Yesterday was the 68th anniversary of the D-Day invasion.  Warren Kozak writes at The Wall Street Journal:
Franklin Roosevelt is not remembered for his religious dogma. Yet 68 years ago on the night of June 6, as tens of thousands of American and Allied forces were flung into a caldron of fire in Western Europe, the president and commander in chief sought to calm an anxious nation as he spoke to his people. It was a presidential address that stands out as a testament to how much our nation has changed since that evening in the late spring of 1944.
Beginning around midnight the night before, elements of the 101st and 82nd Airborne Divisions had landed behind enemy lines in France. They were followed seven hours later by massive landings on beaches in Normandy code-named Sword, Juneau, Gold, Omaha and Utah.

Americans began hearing special reports in the middle of the night and they continued to follow events closely throughout the day. At lunch counters and in offices and factories, people clustered around their radios. So it was both natural and necessary that the president say something.

Yet instead of giving a news account—something Americans had already heard from network radio news and read in their evening papers—Franklin Roosevelt chose a different course. He led the nation in prayer.

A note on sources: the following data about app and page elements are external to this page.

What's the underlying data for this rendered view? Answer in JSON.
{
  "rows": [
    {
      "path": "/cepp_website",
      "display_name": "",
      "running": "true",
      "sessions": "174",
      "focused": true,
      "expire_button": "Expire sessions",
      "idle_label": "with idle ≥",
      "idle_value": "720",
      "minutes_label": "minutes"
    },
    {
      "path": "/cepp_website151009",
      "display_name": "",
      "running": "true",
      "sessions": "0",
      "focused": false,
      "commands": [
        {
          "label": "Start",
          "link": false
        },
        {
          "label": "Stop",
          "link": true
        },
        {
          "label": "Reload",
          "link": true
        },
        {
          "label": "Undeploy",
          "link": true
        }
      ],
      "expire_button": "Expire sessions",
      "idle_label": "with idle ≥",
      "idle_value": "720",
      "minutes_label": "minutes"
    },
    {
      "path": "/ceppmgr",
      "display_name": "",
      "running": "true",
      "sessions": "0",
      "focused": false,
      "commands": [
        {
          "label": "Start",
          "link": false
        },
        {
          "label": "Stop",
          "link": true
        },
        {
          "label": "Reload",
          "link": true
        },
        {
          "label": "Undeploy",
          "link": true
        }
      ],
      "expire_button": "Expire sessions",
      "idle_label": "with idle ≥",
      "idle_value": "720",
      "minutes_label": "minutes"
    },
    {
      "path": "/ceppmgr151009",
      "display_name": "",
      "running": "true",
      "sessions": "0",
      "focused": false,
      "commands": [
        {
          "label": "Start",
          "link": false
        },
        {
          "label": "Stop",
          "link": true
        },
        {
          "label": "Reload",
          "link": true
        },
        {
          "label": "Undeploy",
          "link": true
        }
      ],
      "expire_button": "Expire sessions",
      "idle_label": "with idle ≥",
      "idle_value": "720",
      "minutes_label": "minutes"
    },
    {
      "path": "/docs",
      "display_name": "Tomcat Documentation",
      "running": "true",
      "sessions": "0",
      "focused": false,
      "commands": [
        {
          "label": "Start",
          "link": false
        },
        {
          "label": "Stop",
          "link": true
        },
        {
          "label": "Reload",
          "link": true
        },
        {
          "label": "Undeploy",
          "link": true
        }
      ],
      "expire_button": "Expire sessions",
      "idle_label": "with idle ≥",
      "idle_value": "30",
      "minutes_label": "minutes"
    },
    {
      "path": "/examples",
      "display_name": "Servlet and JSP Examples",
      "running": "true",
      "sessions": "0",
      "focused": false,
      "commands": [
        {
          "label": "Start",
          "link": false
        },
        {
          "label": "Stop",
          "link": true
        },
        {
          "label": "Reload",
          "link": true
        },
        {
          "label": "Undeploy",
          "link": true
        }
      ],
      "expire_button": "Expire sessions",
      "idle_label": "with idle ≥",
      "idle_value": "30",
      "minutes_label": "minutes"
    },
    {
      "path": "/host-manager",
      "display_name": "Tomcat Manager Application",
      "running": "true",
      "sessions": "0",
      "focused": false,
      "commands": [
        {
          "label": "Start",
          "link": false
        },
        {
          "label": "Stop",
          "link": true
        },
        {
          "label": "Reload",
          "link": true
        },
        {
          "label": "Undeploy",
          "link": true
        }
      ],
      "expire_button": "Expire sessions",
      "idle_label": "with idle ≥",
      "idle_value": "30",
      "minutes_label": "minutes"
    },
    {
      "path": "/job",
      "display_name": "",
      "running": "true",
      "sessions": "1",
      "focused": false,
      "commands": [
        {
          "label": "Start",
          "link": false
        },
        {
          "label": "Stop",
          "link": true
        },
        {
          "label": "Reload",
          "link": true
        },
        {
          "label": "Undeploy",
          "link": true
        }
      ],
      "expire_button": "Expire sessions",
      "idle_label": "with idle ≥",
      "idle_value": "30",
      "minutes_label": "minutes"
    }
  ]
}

In 1984,

President Reagan observed the 40th anniversary of D-Day: